From classic New England estates, to rustic lake get-aways, to sleek Southern homes in Charleston-no two Lisa Hilderbrand designs are the same. However, there is one element which Hilderbrand brings to every project-her passion for antiques.
Recently, The Antique And Artisan Gallery sat down with the Connecticut designer…
The Antique And Artisan Gallery: What does a “Lisa Hilderbrand project” look like?
Lisa Hilderbrand: I am very aware of what my other projects look like and what other designers are doing. I don’t want to pigeon-hole myself and have the same look from house to house. I don’t want one project to look like another. I want people to wonder: ‘Did Lisa Hilderbrand do this?’ And buying antiques is a big part of that. I have a strong background in antiques…. I worked at Christie’s in the city (New York) for 8 years in carpets, European furniture, estates and appraisals. So I was exposed to fantastic things…. I got to see great English furniture, Continental furniture, Asian furniture, art, sculpture, tapestries-all the time.
AAG: So apart from your knowledge of antiques and design, what do you “bring” to a project? What “informs” your design? What makes up the “Hilderbrand arsenal of decorating?”
LH: Listening to the client is foremost. Asking them: ‘How do you want to use this house? How do you want to live in this space?’ is the most important. I really like to collaborate so that the house works really well, and also feels very personal. At the same time, my clients have hired me for a reason. They have seen my work, and there is something about it that they like. So they are paying me for my eye, my taste, and expertise… I really sweat all of those details. Big things and small things….I care about every tiny detail.”
AAG: A lot of new homeowners don’t buy antiques, and don’t want furniture from their parents or grandparents. They want to quickly go to Restoration Hardware, point at a room vignette, and buy it. Do you find antiques are being abandoned by Gen-Xers and Millennials?
LH: What I often find is that my clients love unique pieces. They don’t want the exact same thing as their friends or what they see in the design stores in town, and antique are oftentimes the answer. But they are often intimidated by antiques because they don’t know about them, don’t know where to buy them, who to trust, how to judge the pricing, or they are turned off because they have a picture in their mind of antiques being “Granny” or “old fashioned,” so they avoid them altogether.
But antiques are classic and can still be youthful, if you know how to work with them. I often open my clients up to a new world of furniture: beautiful woods, rich patina, lustrous gilding, glittery old mirror plates, intricate, carving…fascinating histories.
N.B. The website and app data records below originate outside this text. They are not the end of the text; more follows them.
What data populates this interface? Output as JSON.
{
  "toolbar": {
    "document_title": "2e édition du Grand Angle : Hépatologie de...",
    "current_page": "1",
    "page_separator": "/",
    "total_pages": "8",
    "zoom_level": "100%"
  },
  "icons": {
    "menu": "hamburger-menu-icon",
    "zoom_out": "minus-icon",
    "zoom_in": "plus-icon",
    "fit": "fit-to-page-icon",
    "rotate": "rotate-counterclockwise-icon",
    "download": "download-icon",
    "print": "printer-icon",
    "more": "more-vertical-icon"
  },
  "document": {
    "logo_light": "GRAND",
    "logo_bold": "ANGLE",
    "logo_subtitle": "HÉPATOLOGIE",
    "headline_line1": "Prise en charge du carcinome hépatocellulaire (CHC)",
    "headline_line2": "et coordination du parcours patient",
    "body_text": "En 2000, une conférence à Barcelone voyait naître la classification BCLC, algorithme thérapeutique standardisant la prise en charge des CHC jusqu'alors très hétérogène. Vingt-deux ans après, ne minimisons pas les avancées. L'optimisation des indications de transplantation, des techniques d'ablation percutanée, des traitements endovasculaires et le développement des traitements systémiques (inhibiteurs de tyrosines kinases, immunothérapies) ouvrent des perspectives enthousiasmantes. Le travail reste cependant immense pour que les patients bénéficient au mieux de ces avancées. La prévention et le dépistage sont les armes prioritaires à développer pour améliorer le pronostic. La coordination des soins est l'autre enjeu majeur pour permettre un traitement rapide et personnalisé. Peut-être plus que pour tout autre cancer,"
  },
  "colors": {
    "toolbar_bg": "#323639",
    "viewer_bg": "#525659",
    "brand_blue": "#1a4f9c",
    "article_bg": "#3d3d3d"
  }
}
Maybe a piece comes from a place they love to travel-like an Italian mirror or a Japanese screen, or maybe it’s just unusual-like a funky Mid-Century game table, or maybe it’s an adventure and we buy something at an auction. I see it all the time…a new appreciation for pieces, rather than just ‘that looks nice.’ Once that door is open, furniture from a catalog* isn’t the same.
And I think what’s appealing is that antiques still hold their value…They’re not ‘trendy,’ they’ll never look dated”
AAG: Do you have a favorite school of aesthetics when it comes to antiques?
LH: I love the whole idea of the Grand Tour. I love English furniture with Asian objects and screens, and obelisks, and Neo-Classical pieces, antique carpets, but balanced with restrained modern pieces and clean lines. It’s exotic and timeless. It’s so fascinating and beautiful to me. That’s what I love about antiques, the history, that they are enduring and unique and one of a kind.
Make sure to get the December 2016 issue of Connecticut Cottages and Gardens to Lisa Hilderbrand’s take on classic holiday decor!
*LH: Don’t get me wrong-I buy plenty of new furniture, and furniture from catalogs too.